CELTIC's women boosted their chances of being crowned Scottish champions for the first time in their existence this afternoon when they held their nearest challengers Rangers to a 0-0 draw at Broadwood.

Elena Sadiku’s side recovered well from a disappointing first-half and were unfortunate not to net in a second-half they had by far the better of.

However, the result against Jo Potter’s team still puts them in a commanding position with three games of the 2023/24 season remaining.

They are currently level with their city rivals at the top of the SWPL 1 table – but they have a vastly superior goal difference and if they prevail in all of their remaining fixtures they will lift the trophy.  

Rangers had completed a treble at the PFA Scotland Awards in Glasgow last night with Potter, Rachel Rowe and Mia McAulay picking up the SWPL 1 Manager, Player and Young Player of the Year awards respectively.

That, though, is not the clean sweep of silverware which the Govan club are really interested in just now.

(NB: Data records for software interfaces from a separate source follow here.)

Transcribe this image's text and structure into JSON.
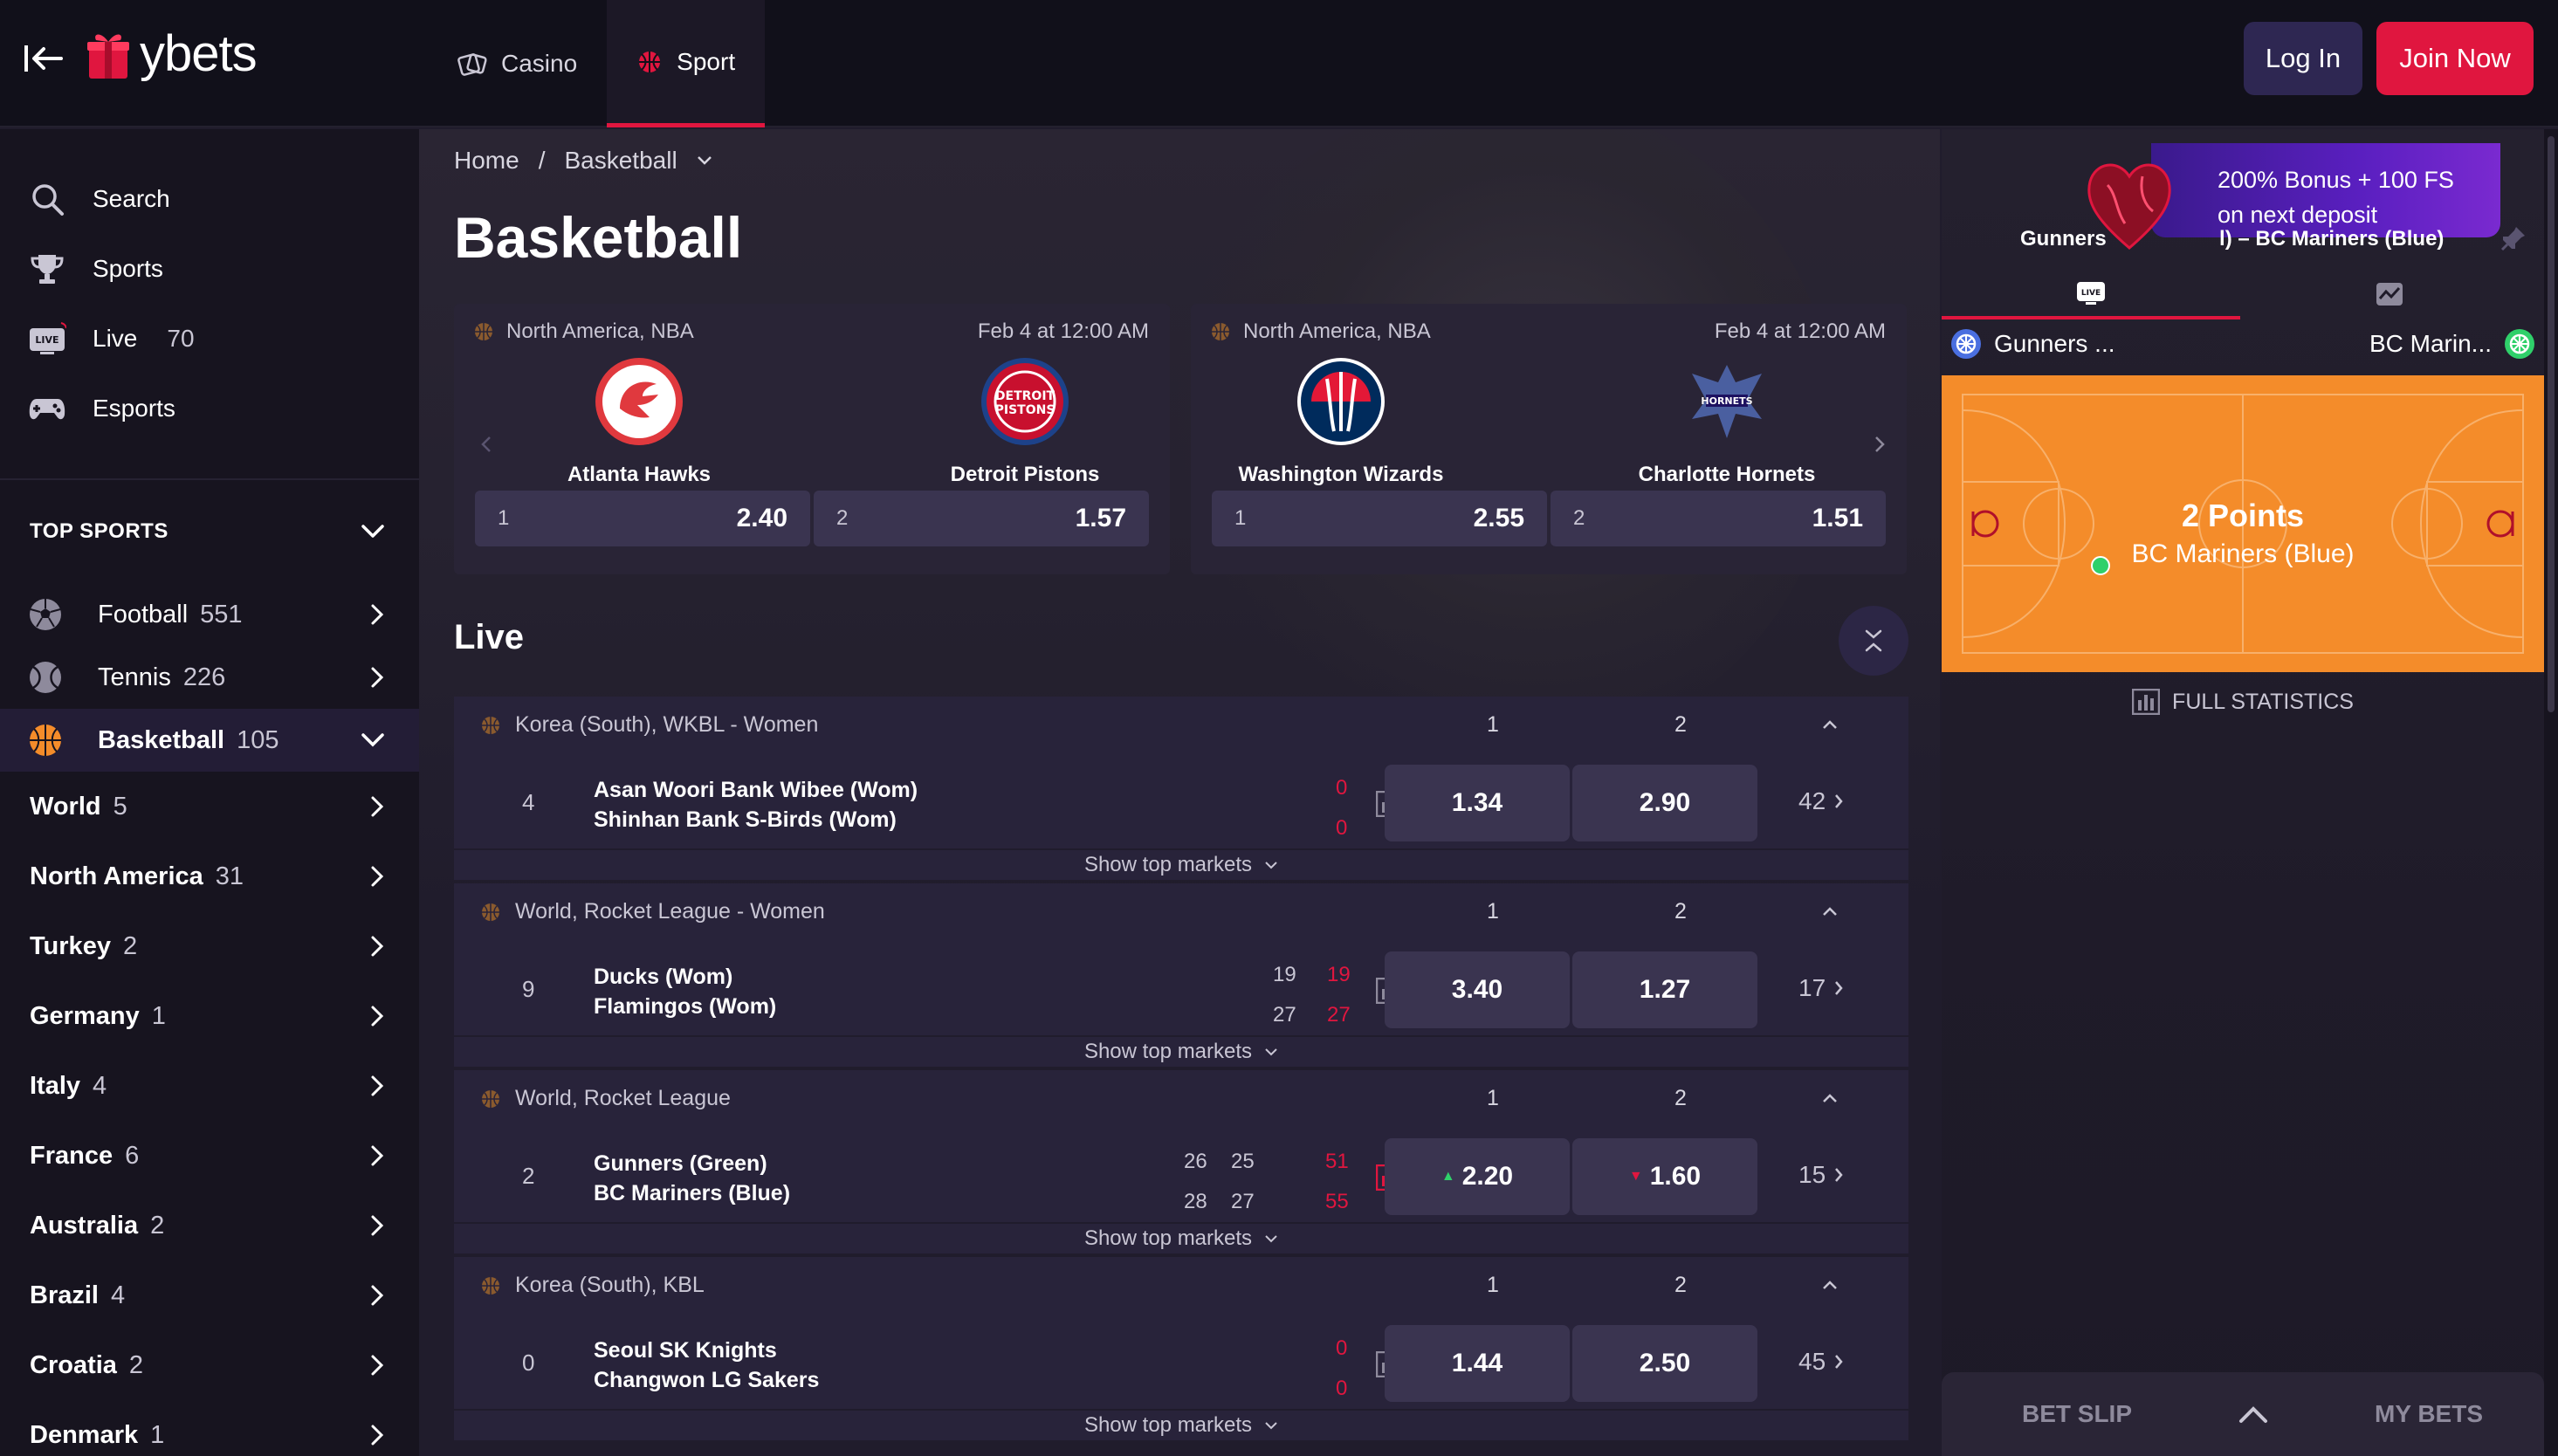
{
  "brand": {
    "name": "ybets"
  },
  "topnav": [
    {
      "label": "Casino",
      "active": false
    },
    {
      "label": "Sport",
      "active": true
    }
  ],
  "auth": {
    "login": "Log In",
    "join": "Join Now"
  },
  "sidebar": {
    "main": [
      {
        "label": "Search",
        "icon": "search-icon"
      },
      {
        "label": "Sports",
        "icon": "trophy-icon"
      },
      {
        "label": "Live",
        "count": "70",
        "icon": "live-tv-icon"
      },
      {
        "label": "Esports",
        "icon": "gamepad-icon"
      }
    ],
    "top_sports_label": "TOP SPORTS",
    "sports": [
      {
        "label": "Football",
        "count": "551",
        "icon": "football-icon"
      },
      {
        "label": "Tennis",
        "count": "226",
        "icon": "tennis-icon"
      },
      {
        "label": "Basketball",
        "count": "105",
        "icon": "basketball-icon"
      }
    ],
    "regions": [
      {
        "label": "World",
        "count": "5"
      },
      {
        "label": "North America",
        "count": "31"
      },
      {
        "label": "Turkey",
        "count": "2"
      },
      {
        "label": "Germany",
        "count": "1"
      },
      {
        "label": "Italy",
        "count": "4"
      },
      {
        "label": "France",
        "count": "6"
      },
      {
        "label": "Australia",
        "count": "2"
      },
      {
        "label": "Brazil",
        "count": "4"
      },
      {
        "label": "Croatia",
        "count": "2"
      },
      {
        "label": "Denmark",
        "count": "1"
      }
    ]
  },
  "breadcrumb": {
    "home": "Home",
    "sep": "/",
    "current": "Basketball"
  },
  "page_title": "Basketball",
  "featured": [
    {
      "league": "North America, NBA",
      "date": "Feb 4 at 12:00 AM",
      "home": "Atlanta Hawks",
      "away": "Detroit Pistons",
      "odds": [
        {
          "label": "1",
          "value": "2.40"
        },
        {
          "label": "2",
          "value": "1.57"
        }
      ]
    },
    {
      "league": "North America, NBA",
      "date": "Feb 4 at 12:00 AM",
      "home": "Washington Wizards",
      "away": "Charlotte Hornets",
      "odds": [
        {
          "label": "1",
          "value": "2.55"
        },
        {
          "label": "2",
          "value": "1.51"
        }
      ]
    }
  ],
  "live_title": "Live",
  "col_labels": {
    "one": "1",
    "two": "2"
  },
  "show_top_markets": "Show top markets",
  "matches": [
    {
      "league": "Korea (South), WKBL - Women",
      "period": "4",
      "home": "Asan Woori Bank Wibee (Wom)",
      "away": "Shinhan Bank S-Birds (Wom)",
      "score_home": "0",
      "score_away": "0",
      "odd1": "1.34",
      "odd2": "2.90",
      "more": "42"
    },
    {
      "league": "World, Rocket League - Women",
      "period": "9",
      "home": "Ducks (Wom)",
      "away": "Flamingos (Wom)",
      "period_home": "19",
      "period_away": "27",
      "score_home": "19",
      "score_away": "27",
      "odd1": "3.40",
      "odd2": "1.27",
      "more": "17"
    },
    {
      "league": "World, Rocket League",
      "period": "2",
      "home": "Gunners (Green)",
      "away": "BC Mariners (Blue)",
      "p1_home": "26",
      "p1_away": "28",
      "p2_home": "25",
      "p2_away": "27",
      "score_home": "51",
      "score_away": "55",
      "odd1": "2.20",
      "odd2": "1.60",
      "more": "15"
    },
    {
      "league": "Korea (South), KBL",
      "period": "0",
      "home": "Seoul SK Knights",
      "away": "Changwon LG Sakers",
      "score_home": "0",
      "score_away": "0",
      "odd1": "1.44",
      "odd2": "2.50",
      "more": "45"
    }
  ],
  "right_panel": {
    "promo": "200% Bonus + 100 FS on next deposit",
    "event_title_left": "Gunners",
    "event_title_right": "l) – BC Mariners (Blue)",
    "home_short": "Gunners ...",
    "away_short": "BC Marin...",
    "court_event": "2 Points",
    "court_team": "BC Mariners (Blue)",
    "full_stats": "FULL STATISTICS",
    "bet_slip": "BET SLIP",
    "my_bets": "MY BETS"
  },
  "colors": {
    "accent": "#e0163f",
    "court": "#f48c2a",
    "login_bg": "#2e2752"
  }
}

The SWPL Cup winners are through to the SWF Scottish Cup final have the opportunity to lift every major honour this term. This result damaged their prospects of doing so.

The war of words between opposition managers Potter and Sadiku in the build-up to the encounter added a little bit of extra spice to proceedings.

The former had complained about the amount of time it had taken Celtic to do their pre-match huddle in their cup semi-final last month and claimed her girls had showed their superior fitness towards the end of that tie. The latter, not surprisingly, took a dim view of those remarks.

No quarter was given by either side on the field once referee Stewart Luke got proceedings underway. But this was an Old Firm derby which was distinctly lacking in the bile and bitterness of its male equivalent.

A bumper crowd turned up at a fixture which was being screened live by Sky Sports. Fans wearing blue mixed with supporters decked out in green and white in the stands without a hint of trouble. Together, they generated a party, not a toxic, atmosphere. No sectarian songs were given an airing.

Rangers’ followers were far happier than their Celtic counterparts with what they witnessed during the opening 45 minutes. The home team dominated the early exchanges and the visitors struggled to get out of their own half.

Defender Eilidh Austin struck the crossbar with a powerful shot from fully 30 yards out and striker Kirsty Howat also forced a save from goalkeeper Kelsey Daugherty with another long-range attempt.

But it was Celtic who had the best scoring opportunity of the first-half against the run of play after Murphy Agnew chipped over the heads of the Rangers defence and sent Natasha Flint through on goal. Her team mate fired just wide of the right post.

That chance seemed to rouse Kelly Clark and her team mates to life. They started the second-half far more brightly and Victoria Esson did well to hold a deflected Flint attempt.

Esson then tipped a goal-bound Flint effort after the striker had been supplied in the opposition area by Lucy Ashworth-Clifford.

Potter threw on Kathy Hill and Brogan Hay for Austin and Rowe respectively in a bid to get her side back into the game.

She made a triple substitution in the closing stages – Sarah Ewens replaced Rio Hardy, Rachel McLaughlan took over from Tessel Middag and Jane Ross allowed Howat to go off. McAulay struck the crossbar at the end of regulation time.

But it was not to be Rangers’ day and it was the Celtic players and supporters who celebrated at the end of the 90 minutes.

Celtic have to play Partick Thistle, Hearts and Hibernian while Rangers still have to face defending champions Glasgow City away as well as Hibs and Thistle. There is still a lot of football to be played by both teams before anything is decided.

But it is very much advantage Celtic.